▶ **INSTRUCTIONS TO FOLLOW**: Check each line of the listing below for the word "this" and say how many lines have it. Nothing else should be written.

▶ **PROVIDED MATERIAL**:

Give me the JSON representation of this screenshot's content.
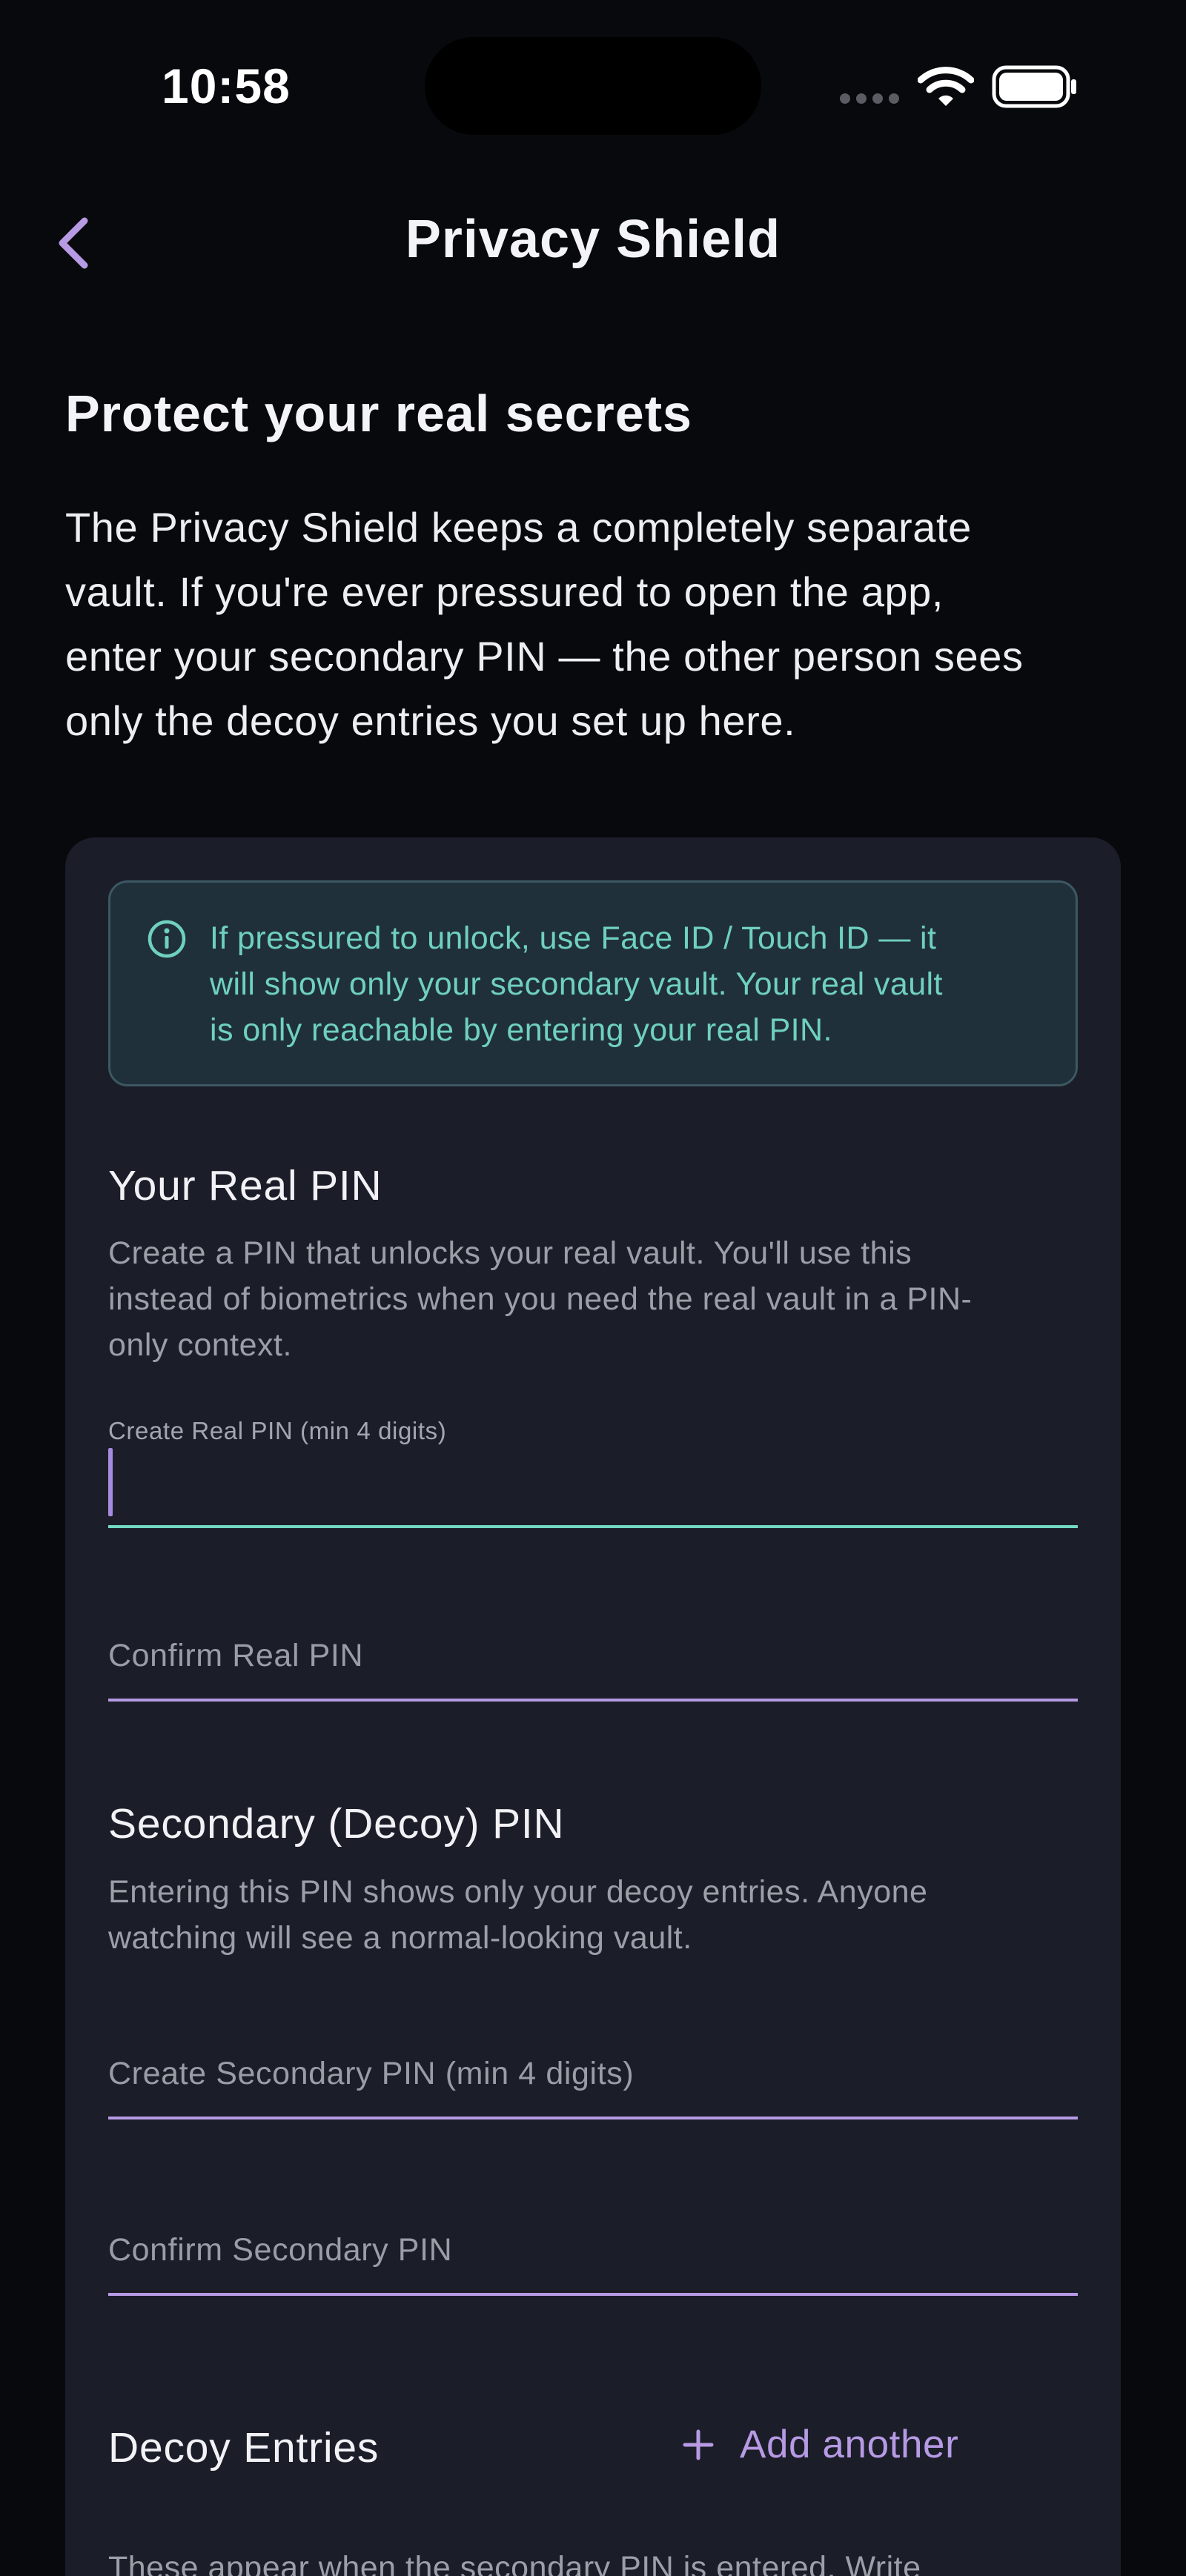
{
  "status_bar": {
    "time": "10:58"
  },
  "nav": {
    "title": "Privacy Shield",
    "back_icon": "chevron-left-icon"
  },
  "intro": {
    "heading": "Protect your real secrets",
    "lines": [
      "The Privacy Shield keeps a completely separate",
      "vault. If you're ever pressured to open the app,",
      "enter your secondary PIN — the other person sees",
      "only the decoy entries you set up here."
    ]
  },
  "info_banner": {
    "icon": "info-circle-icon",
    "lines": [
      "If pressured to unlock, use Face ID / Touch ID — it",
      "will show only your secondary vault. Your real vault",
      "is only reachable by entering your real PIN."
    ]
  },
  "real_pin": {
    "title": "Your Real PIN",
    "desc_lines": [
      "Create a PIN that unlocks your real vault. You'll use this",
      "instead of biometrics when you need the real vault in a PIN-",
      "only context."
    ],
    "create_label": "Create Real PIN (min 4 digits)",
    "create_value": "",
    "confirm_placeholder": "Confirm Real PIN"
  },
  "secondary_pin": {
    "title": "Secondary (Decoy) PIN",
    "desc_lines": [
      "Entering this PIN shows only your decoy entries. Anyone",
      "watching will see a normal-looking vault."
    ],
    "create_placeholder": "Create Secondary PIN (min 4 digits)",
    "confirm_placeholder": "Confirm Secondary PIN"
  },
  "decoy_entries": {
    "title": "Decoy Entries",
    "add_label": "Add another",
    "add_icon": "plus-icon",
    "desc_line": "These appear when the secondary PIN is entered. Write"
  },
  "colors": {
    "background": "#08090d",
    "card": "#1b1e29",
    "accent_purple": "#b79ae4",
    "accent_teal": "#72d9c3",
    "info_text": "#6fd1bd"
  }
}
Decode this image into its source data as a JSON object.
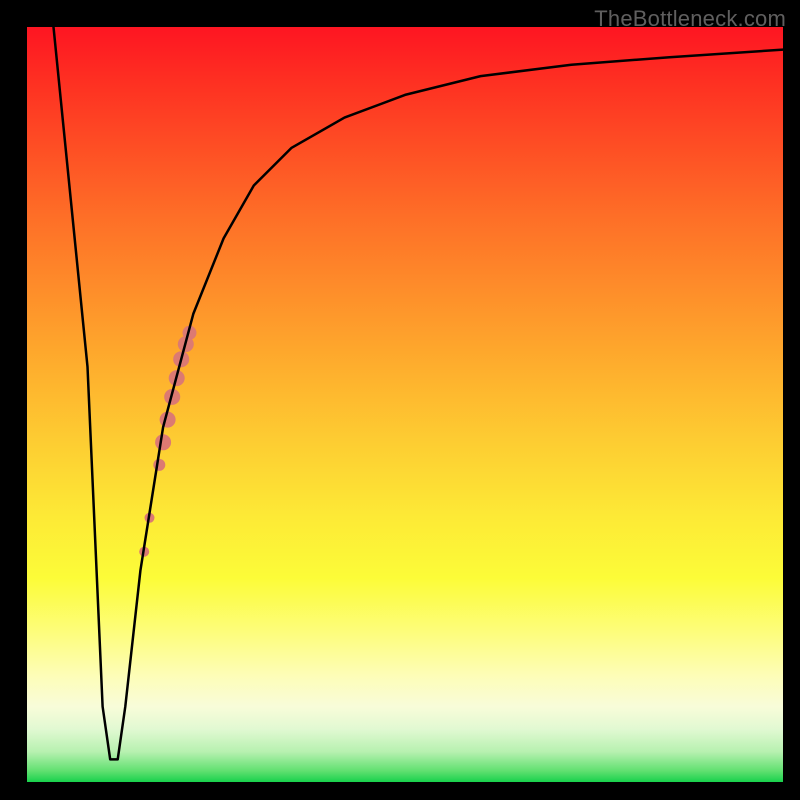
{
  "watermark": "TheBottleneck.com",
  "chart_data": {
    "type": "line",
    "title": "",
    "xlabel": "",
    "ylabel": "",
    "xlim": [
      0,
      100
    ],
    "ylim": [
      0,
      100
    ],
    "grid": false,
    "legend": false,
    "series": [
      {
        "name": "bottleneck-curve",
        "x": [
          3.5,
          8,
          10,
          11,
          12,
          13,
          15,
          18,
          22,
          26,
          30,
          35,
          42,
          50,
          60,
          72,
          85,
          100
        ],
        "y": [
          100,
          55,
          10,
          3,
          3,
          10,
          28,
          47,
          62,
          72,
          79,
          84,
          88,
          91,
          93.5,
          95,
          96,
          97
        ]
      }
    ],
    "dots": {
      "name": "highlight-dots",
      "color": "#dc7a72",
      "points": [
        {
          "x": 15.5,
          "y": 30.5,
          "r": 5
        },
        {
          "x": 16.2,
          "y": 35,
          "r": 5
        },
        {
          "x": 17.5,
          "y": 42,
          "r": 6
        },
        {
          "x": 18.0,
          "y": 45,
          "r": 8
        },
        {
          "x": 18.6,
          "y": 48,
          "r": 8
        },
        {
          "x": 19.2,
          "y": 51,
          "r": 8
        },
        {
          "x": 19.8,
          "y": 53.5,
          "r": 8
        },
        {
          "x": 20.4,
          "y": 56,
          "r": 8
        },
        {
          "x": 21.0,
          "y": 58,
          "r": 8
        },
        {
          "x": 21.5,
          "y": 59.5,
          "r": 7
        }
      ]
    },
    "gradient_stops": [
      {
        "pos": 0,
        "color": "#fe1522"
      },
      {
        "pos": 65,
        "color": "#fdea36"
      },
      {
        "pos": 100,
        "color": "#18d14c"
      }
    ]
  }
}
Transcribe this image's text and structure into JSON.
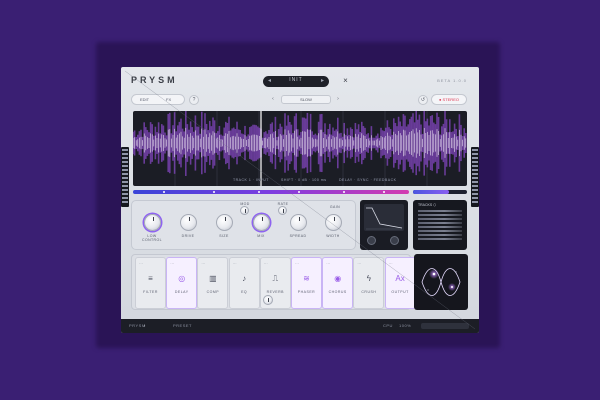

▶ **EXERCISE RESPONSE**: 5